They define why we watch sport.
I’ve been watching football a long time now and been lucky enough to see some pretty emotional moments in our game.
As my editor did on Monday I’m going to — in no particular order — list some moments in football that have stood out for me.
Because yesterday was the 25th anniversary of Nicky Winmar lifting his jumper in defiance of racial taunting. The picture of his proud action has become one of the greatest football images of all time.
Nicky didn’t just change football that day, in many ways he became a catalyst for cultural change.
We aren’t there yet, we have a long way to go, but Nicky started that.
And we are in his debt for it.
The first thing I think about is the day Phil Walsh died.
I don’t think I’ve ever had a sadder day as a fan.
I was woken by a phone call from my dad to turn my TV on.
I stared at the screen for a good hour not believing what I was seeing.
I think we all did.
It was unbeliveably sad, a family torn apart by drugs, but a story that became so much bigger than one family.
Hawthorn played Collingwood that night in one of the strangest games of football I’ve seen.
Hawthorn won, but you didn’t really feel like barracking.
That said, it was a cracker of a game, and we needed it that night as a football community.

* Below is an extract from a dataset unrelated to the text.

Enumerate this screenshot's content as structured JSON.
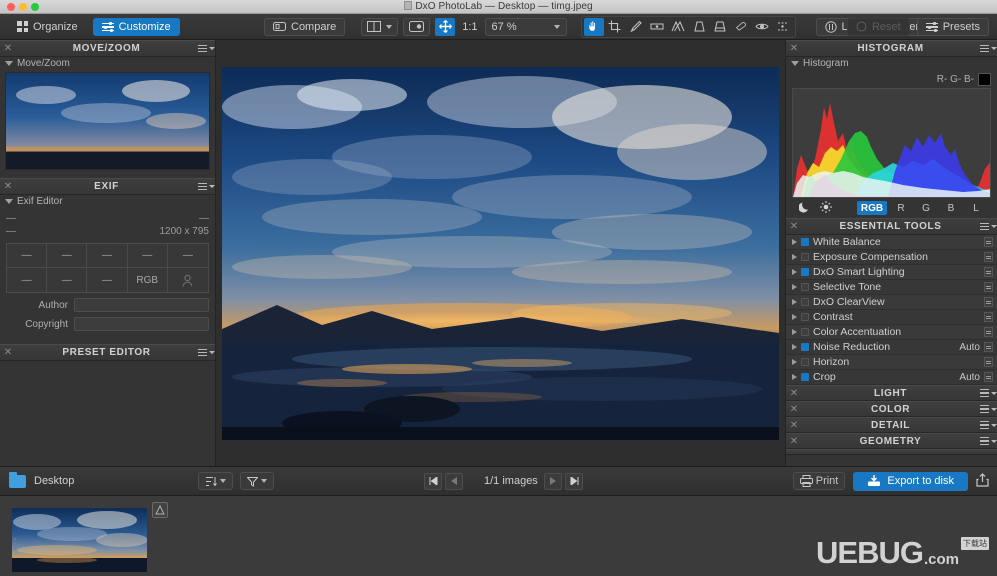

The spontaneous call by Clarkson and Buckley after that match to have both sides stand arm-in-arm in silence for a minute was genuinely beautiful.
When every club repeated that show of respect that weekend, we felt unity as a football family.
It brought me back to a time more than 10 years beforehand.
In round one of the 2005 season, Melbourne and Essendon ran out onto the ground together to You’ll Never Walk Alone in memory of Melbourne player Troy Broadbridge, who had died in the Boxing Day tsunami that summer.
When Melbourne walked off the ground arm-in-arm after that game, you felt uplifted by the spirit of the football club.
It’s funny how in its darkest moments, footy can bring us joy.
One of my favourite moments of joy came from my arch nemesis in football, Essendon.
After a week of strife following his comments about umpires, James Hird was under extreme pressure.
When he booted the last goal against West Coast — the match winner — Hirdy hugged a fan.
It’s a moment I love, seeing a player just release his emotion and share it with someone he’d never met.
You can say what you want about James Hird in the past decade but on the field there were few finer footballers than him.
That’s how I choose to remember him — a great player who loved his football.
I was eight when the Bali bombings happened.
I don’t remember much.
My knowledge is limited to what I have read in books.
But I remember Jason McCartney.
I remember images of him wrapped in compression bandages from head to toe while training on his road back to the AFL.
He only wanted one game, he wanted to prove he could.
The roar as he ran out onto the field against Richmond was so loud I swear our TV shook.
We remember the jumper bearing the numbers ‘‘88/202’’ for the 88 Australians among the 202 victims.
He played a pretty good game in what was his final match — he did what he wanted to do.
But I have to end with a Hawthorn moment.
And nothing is better to me than round one, 2017.
Jarryd Roughead returned to the field having beaten stage four melanoma.
When it was announced that Roughy’s cancer was back, no one knew how to react.
Once, stage four cancer was a death sentence.
And with the way it was talked about in the media, it seemed like our Roughy was in serious trouble.
But he was in with a shot.
Neale Daniher once said: ‘‘What was hopeless for Jim Stynes is now hopeful for Roughy.’’
I damn near cried when they announced Rough was cancer free in December 2016.
And I have never been a more proud Hawthorn person than when he ran out onto the MCG as our captain.
We lost, but no one cared.
Rough was back.
It’s an emotional game, football.